  &.small { font-size: 11px; padding: 1px 2px; }
}

Notice that by applying a large or small modifier to the textbox object we can now change the size of the textbox. In this case, we also wanted to force these modifiers to only apply to the textbox object so we used ampersand operator again.

There are times when it makes perfect sense to make a modifer a global modifier. Here are a couple of examples:

.clearfix { @include clearfix; }

.is-hidden    { display:    none !important; }
.is-invisible { visibility: none !important; }

.block        { display: block        !important; }
.inline       { display: inline       !important; }
.inline-block { display: inline-block !important; }

.left  { float: left  !important; }
.right { float: right !important; }

.text-left   { text-align: left   !important; }
.text-center { text-align: center !important; }
.text-right  { text-align: right  !important; }

.mt0 { margin-top:    0   !important; }
.mt1 { margin-top:    1em !important; }
.mb0 { margin-bottom: 0   !important; }
.mb1 { margin-bottom: 1em !important; }

Global modifers are generally best when they only change a single property. Often you will need to also use the !important flag to declare that they should override other rules. Also you should be careful about overusing modifiers like .mt1 to adjust the top margin of an element. They are useful for one-offs, but when used frequently for the same purpose they should probably be rolled into an object definition or subclass.

Nouns and Adjectives

Now before all of this gets too confusing let me share something that may help the English-minded folks among us.

Objects traditionally are nouns. They take the form of:

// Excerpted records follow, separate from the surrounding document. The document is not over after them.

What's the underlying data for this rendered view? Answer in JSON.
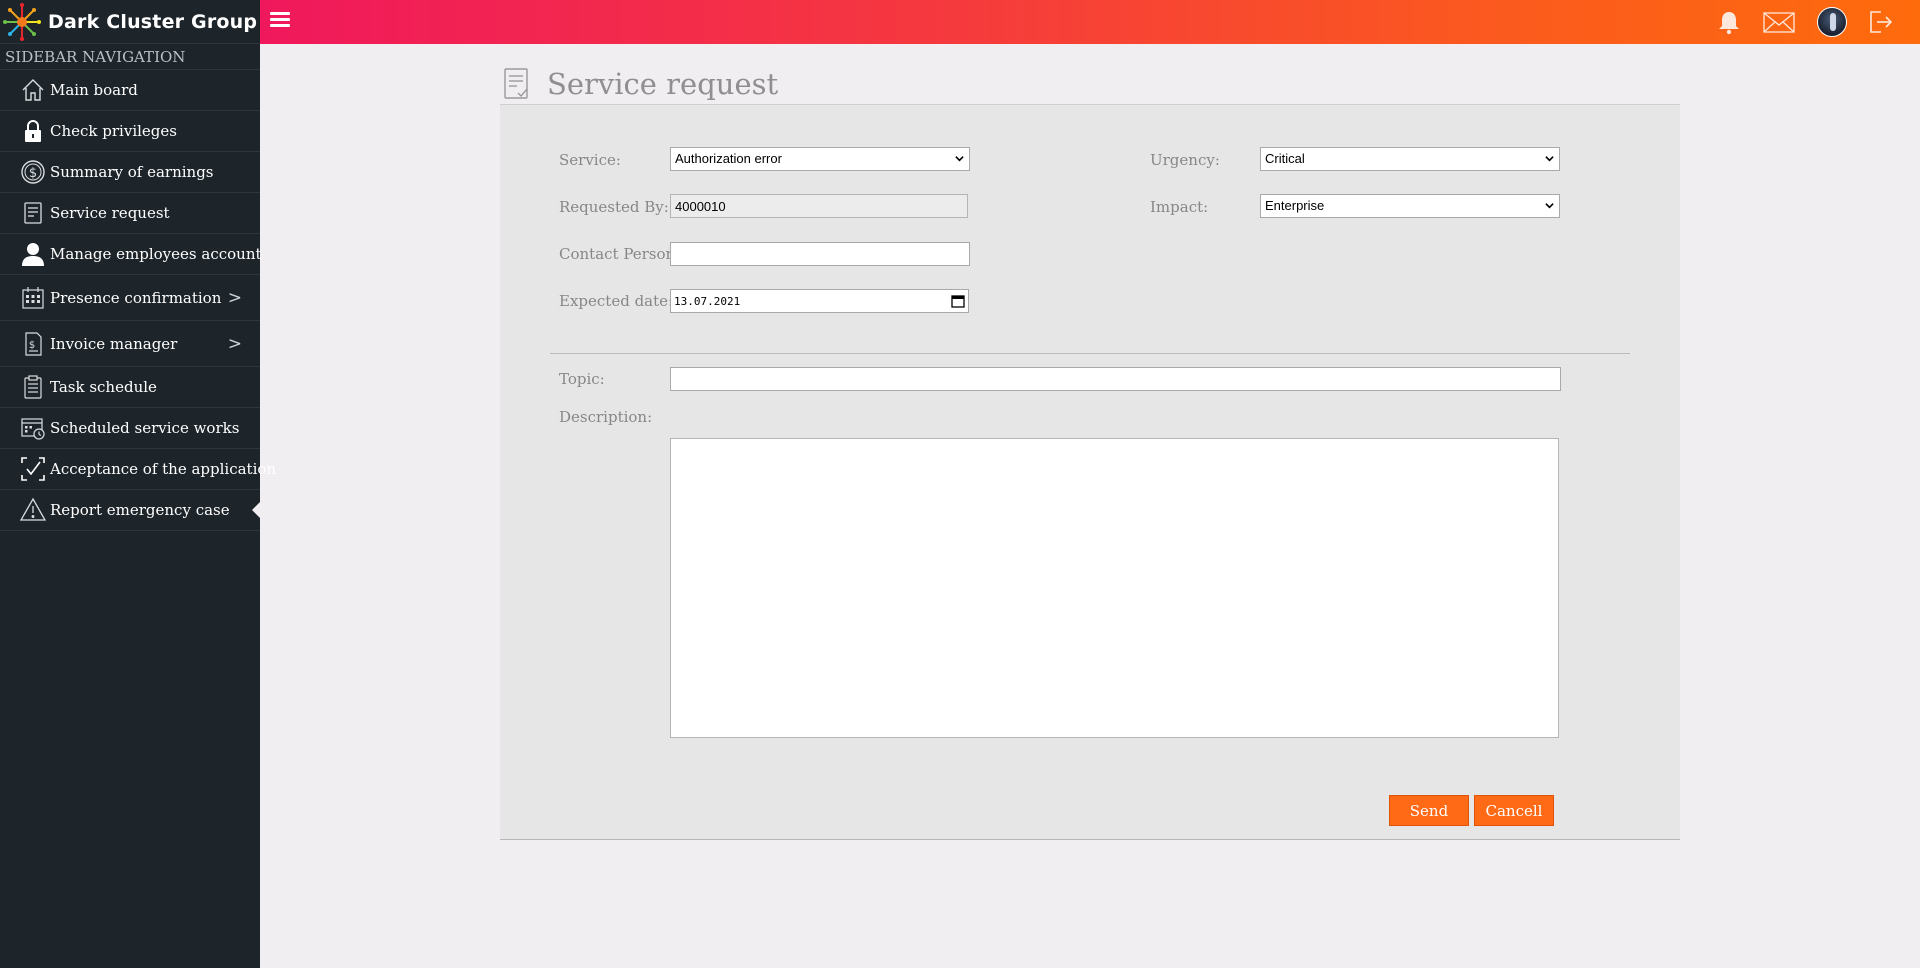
{
  "brand": {
    "name": "Dark Cluster Group",
    "logo_icon": "starburst-logo"
  },
  "sidebar": {
    "heading": "SIDEBAR NAVIGATION",
    "items": [
      {
        "label": "Main board",
        "icon": "home-icon"
      },
      {
        "label": "Check privileges",
        "icon": "lock-icon"
      },
      {
        "label": "Summary of earnings",
        "icon": "dollar-circle-icon"
      },
      {
        "label": "Service request",
        "icon": "document-icon"
      },
      {
        "label": "Manage employees account",
        "icon": "user-icon"
      },
      {
        "label": "Presence confirmation",
        "icon": "calendar-grid-icon",
        "has_submenu": true
      },
      {
        "label": "Invoice manager",
        "icon": "invoice-icon",
        "has_submenu": true
      },
      {
        "label": "Task schedule",
        "icon": "clipboard-icon"
      },
      {
        "label": "Scheduled service works",
        "icon": "calendar-clock-icon"
      },
      {
        "label": "Acceptance of the application",
        "icon": "checkmark-frame-icon"
      },
      {
        "label": "Report emergency case",
        "icon": "warning-triangle-icon",
        "active": true
      }
    ]
  },
  "topbar": {
    "menu_icon": "hamburger-icon",
    "icons": [
      "bell-icon",
      "mail-icon",
      "avatar",
      "logout-icon"
    ]
  },
  "page": {
    "title": "Service request",
    "title_icon": "document-check-icon"
  },
  "form": {
    "service": {
      "label": "Service:",
      "value": "Authorization error",
      "options": [
        "Authorization error"
      ]
    },
    "requested_by": {
      "label": "Requested By:",
      "value": "4000010"
    },
    "contact_person": {
      "label": "Contact Person:",
      "value": ""
    },
    "expected_date": {
      "label": "Expected date:",
      "value": "13.07.2021"
    },
    "urgency": {
      "label": "Urgency:",
      "value": "Critical",
      "options": [
        "Critical"
      ]
    },
    "impact": {
      "label": "Impact:",
      "value": "Enterprise",
      "options": [
        "Enterprise"
      ]
    },
    "topic": {
      "label": "Topic:",
      "value": ""
    },
    "description": {
      "label": "Description:",
      "value": ""
    },
    "send_label": "Send",
    "cancel_label": "Cancell"
  },
  "colors": {
    "sidebar_bg": "#1d252b",
    "topbar_gradient_start": "#f0185c",
    "topbar_gradient_end": "#fe6b0c",
    "button_orange": "#ff6a17",
    "panel_bg": "#e6e6e6",
    "page_bg": "#f1eef1"
  }
}
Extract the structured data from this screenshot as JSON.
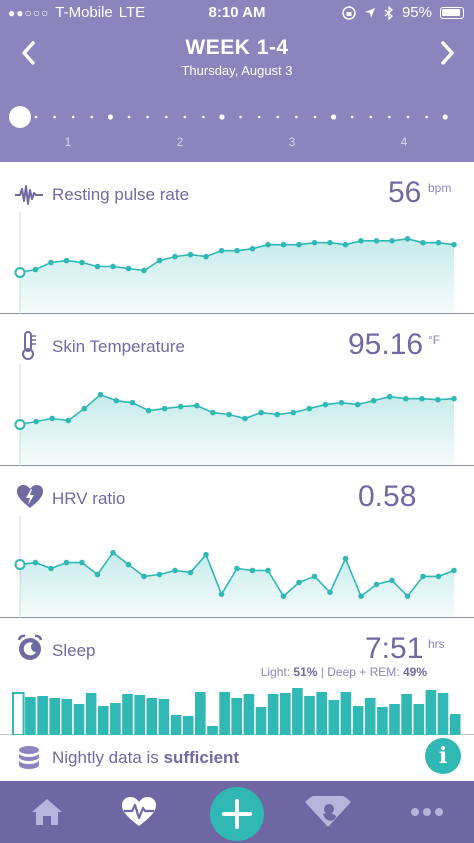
{
  "status_bar": {
    "carrier": "T-Mobile",
    "network": "LTE",
    "time": "8:10 AM",
    "battery": "95%"
  },
  "header": {
    "title": "WEEK 1-4",
    "subtitle": "Thursday, August 3",
    "week_ticks": [
      "1",
      "2",
      "3",
      "4"
    ]
  },
  "cards": {
    "pulse": {
      "title": "Resting pulse rate",
      "value": "56",
      "unit": "bpm",
      "series": [
        44,
        47,
        54,
        56,
        54,
        50,
        50,
        48,
        46,
        56,
        60,
        62,
        60,
        66,
        66,
        68,
        72,
        72,
        72,
        74,
        74,
        72,
        76,
        76,
        76,
        78,
        74,
        74,
        72
      ]
    },
    "skin": {
      "title": "Skin Temperature",
      "value": "95.16",
      "unit": "°F",
      "series": [
        44,
        47,
        50,
        48,
        60,
        74,
        68,
        66,
        58,
        60,
        62,
        63,
        56,
        54,
        50,
        56,
        54,
        56,
        60,
        64,
        66,
        64,
        68,
        72,
        70,
        70,
        69,
        70
      ]
    },
    "hrv": {
      "title": "HRV ratio",
      "value": "0.58",
      "unit": "",
      "series": [
        56,
        58,
        52,
        58,
        58,
        46,
        68,
        56,
        44,
        46,
        50,
        48,
        66,
        26,
        52,
        50,
        50,
        24,
        38,
        44,
        28,
        62,
        24,
        36,
        40,
        24,
        44,
        44,
        50
      ]
    },
    "sleep": {
      "title": "Sleep",
      "value": "7:51",
      "unit": "hrs",
      "light_label": "Light:",
      "light_value": "51%",
      "separator": "|",
      "deep_label": "Deep + REM:",
      "deep_value": "49%",
      "bars": [
        0.84,
        0.76,
        0.78,
        0.74,
        0.72,
        0.62,
        0.84,
        0.58,
        0.64,
        0.82,
        0.8,
        0.74,
        0.72,
        0.4,
        0.38,
        0.86,
        0.18,
        0.86,
        0.74,
        0.82,
        0.56,
        0.82,
        0.84,
        0.94,
        0.78,
        0.86,
        0.7,
        0.86,
        0.58,
        0.74,
        0.56,
        0.62,
        0.82,
        0.62,
        0.9,
        0.84,
        0.42
      ]
    }
  },
  "info": {
    "prefix": "Nightly data is",
    "emphasis": "sufficient",
    "button_label": "i"
  },
  "colors": {
    "header": "#8b84bd",
    "accent": "#2fb8b4",
    "text": "#6f6aa2",
    "tabbar": "#6e67a3"
  },
  "icons": {
    "pulse": "waveform-icon",
    "skin": "thermometer-icon",
    "hrv": "heart-bolt-icon",
    "sleep": "alarm-clock-icon",
    "info": "database-icon",
    "tabs": [
      "home-icon",
      "heart-pulse-icon",
      "plus-icon",
      "ultrasound-icon",
      "more-icon"
    ]
  }
}
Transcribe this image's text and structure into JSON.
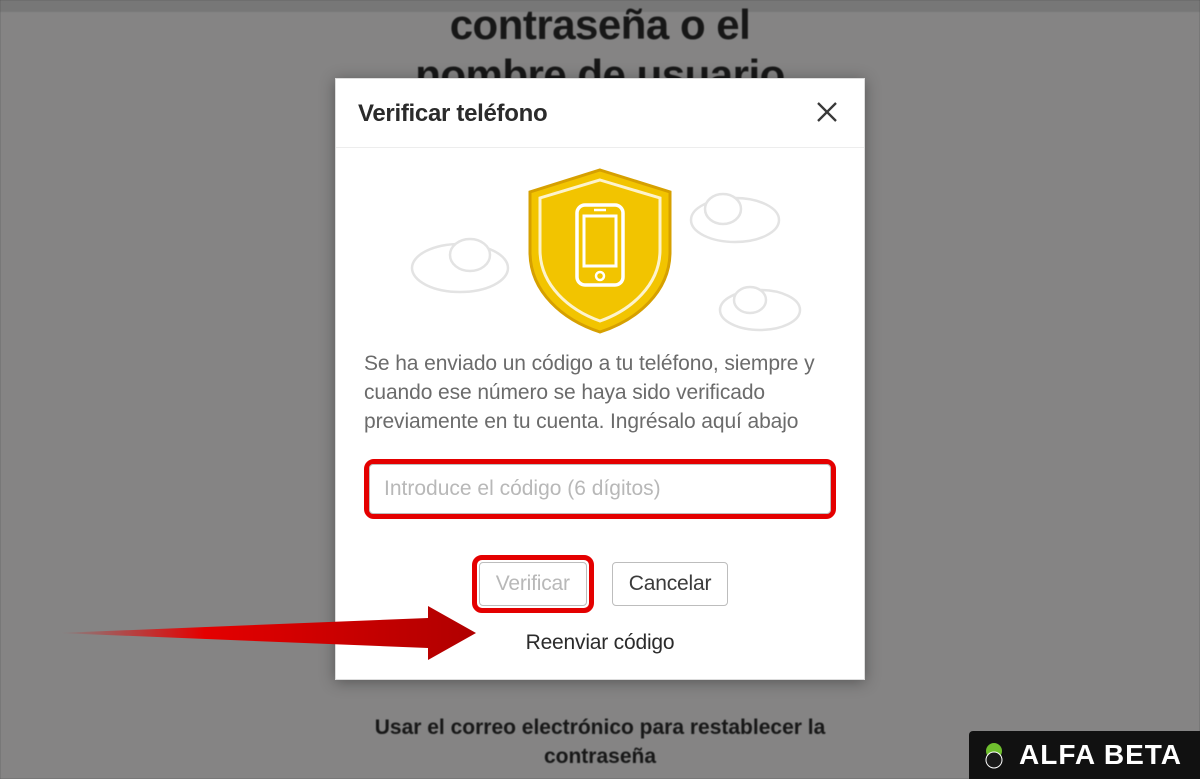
{
  "background": {
    "title_line1": "contraseña o el",
    "title_line2": "nombre de usuario",
    "email_reset_text": "Usar el correo electrónico para restablecer la contraseña"
  },
  "modal": {
    "title": "Verificar teléfono",
    "instruction": "Se ha enviado un código a tu teléfono, siempre y cuando ese número se haya sido verificado previamente en tu cuenta. Ingrésalo aquí abajo",
    "input_placeholder": "Introduce el código (6 dígitos)",
    "verify_label": "Verificar",
    "cancel_label": "Cancelar",
    "resend_label": "Reenviar código"
  },
  "watermark": {
    "text": "ALFA BETA"
  },
  "annotations": {
    "input_highlighted": true,
    "verify_highlighted": true,
    "arrow_points_to": "verify-button"
  }
}
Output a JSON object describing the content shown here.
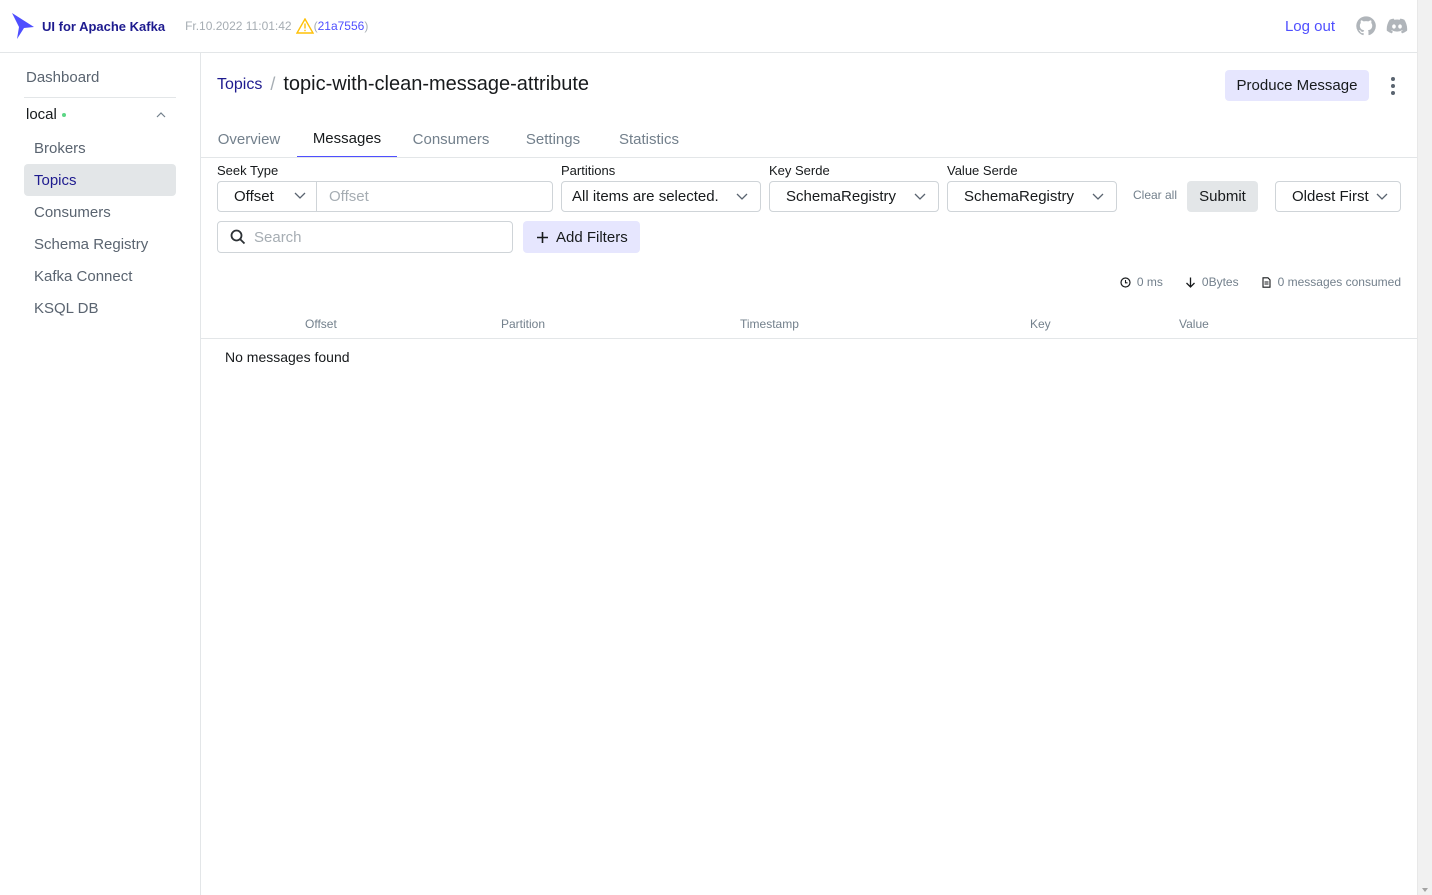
{
  "app": {
    "brand_name": "UI for Apache Kafka",
    "build_date": "Fr.10.2022 11:01:42",
    "commit_open": "(",
    "commit_hash": "21a7556",
    "commit_close": ")",
    "logout": "Log out"
  },
  "sidebar": {
    "dashboard": "Dashboard",
    "cluster_name": "local",
    "items": [
      {
        "label": "Brokers"
      },
      {
        "label": "Topics"
      },
      {
        "label": "Consumers"
      },
      {
        "label": "Schema Registry"
      },
      {
        "label": "Kafka Connect"
      },
      {
        "label": "KSQL DB"
      }
    ]
  },
  "header": {
    "breadcrumb_parent": "Topics",
    "breadcrumb_sep": "/",
    "title": "topic-with-clean-message-attribute",
    "produce_button": "Produce Message"
  },
  "tabs": [
    {
      "label": "Overview"
    },
    {
      "label": "Messages"
    },
    {
      "label": "Consumers"
    },
    {
      "label": "Settings"
    },
    {
      "label": "Statistics"
    }
  ],
  "filters": {
    "seek_type_label": "Seek Type",
    "seek_type_value": "Offset",
    "offset_placeholder": "Offset",
    "partitions_label": "Partitions",
    "partitions_value": "All items are selected.",
    "key_serde_label": "Key Serde",
    "key_serde_value": "SchemaRegistry",
    "value_serde_label": "Value Serde",
    "value_serde_value": "SchemaRegistry",
    "clear_all": "Clear all",
    "submit": "Submit",
    "order_value": "Oldest First",
    "search_placeholder": "Search",
    "add_filters": "Add Filters"
  },
  "stats": {
    "elapsed": "0 ms",
    "bytes": "0Bytes",
    "consumed": "0 messages consumed"
  },
  "table": {
    "columns": [
      "Offset",
      "Partition",
      "Timestamp",
      "Key",
      "Value"
    ],
    "empty_message": "No messages found"
  },
  "colors": {
    "accent": "#4f4fff",
    "brand": "#1e1b8f",
    "active_tab_underline": "#4f4fff",
    "online_dot": "#5cd685",
    "warning": "#ffc107"
  }
}
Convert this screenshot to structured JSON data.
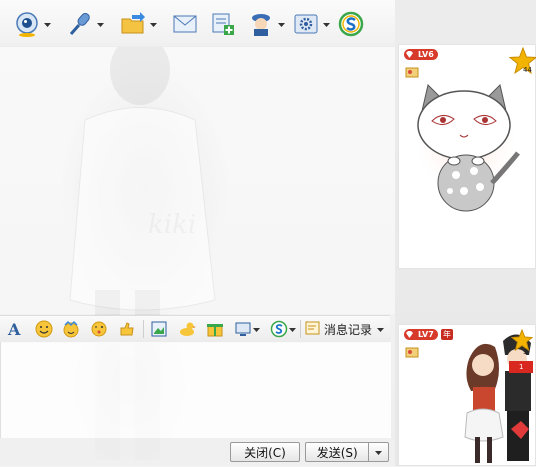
{
  "toolbar": {
    "icons": [
      "webcam-icon",
      "microphone-icon",
      "send-file-icon",
      "mail-icon",
      "add-contact-icon",
      "assistant-icon",
      "settings-icon",
      "search-s-icon"
    ]
  },
  "input_toolbar": {
    "icons": [
      "font-icon",
      "smiley-icon",
      "magic-face-icon",
      "wink-icon",
      "nudge-icon",
      "screenshot-icon",
      "duck-icon",
      "gift-icon",
      "screen-share-icon",
      "soso-icon"
    ],
    "history_label": "消息记录"
  },
  "bottom_bar": {
    "close_label": "关闭(C)",
    "send_label": "发送(S)"
  },
  "profile_top": {
    "level_badge": "LV6",
    "star_count": "44"
  },
  "profile_bottom": {
    "level_badge": "LV7",
    "year_badge": "年",
    "badge_count": "3",
    "flag_count": "1"
  },
  "colors": {
    "accent": "#1a73c8",
    "badge_red": "#d83a2a",
    "star_gold": "#f2b400"
  }
}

.noun {}            // examples: .button, .menu, .textbox, .header

Parent-Child relationships are also nouns:

.noun {}            // parent: .post
.noun-noun {}       // child:  .post-title

Subclasses are often preceeded by a adjective describing the type of object:

.adjective-noun {}  // example: .dropdown-button

And Modifiers are almost always adjectives (or are used descriptively):

.is-state {}        // state: is-selected, is-hidden
.adjective {}       // examples: .left, .right, .block, .inline

A word on file structure

I've written about how to structure a Sass project in the past. Let me show you how it applies within my own modular CSS methodology. My partials directory is generally filled with files broken out by object. Here's an incomplete directory listing from a more recent project:

partials/
|-- _alerts.scss
|-- _buttons.scss
|-- _checkboxes.scss
|-- _choices.scss
|-- _countdowns.scss
|-- _footer.scss
|-- _forms.scss
|-- _icons.scss
|-- _menus.scss
|-- _messages.scss
|-- _modifiers.scss
|-- _panes.scss
|-- _ratings.scss
|-- _results.scss
|-- _selectboxes.scss
|-- _tableviews.scss
|-- _textboxes.scss
|-- _throbbers.scss
`-- _typography.scss

I like to pluralize my file names because each partial contains the object defintition along with any of the associated child objects, subclasses, and modifiers.

Conclusion

So there you have it: a simple set of naming conventions for more modular CSS. Again, for my own method I've borrowed a lot from SMACSS, BEM, and OOCSS. If you're not familiar with any of these approaches they are well worth reading up on. You don't have to do modular CSS the way I do. Some folks prefer to use different types of separators to distiguish between different types of classes. But the core of the approach outlined here is common between the major methodologies.

August 31, 2013 ~ Modular CSS, Advanced, Guides and Tutorials, John W. Long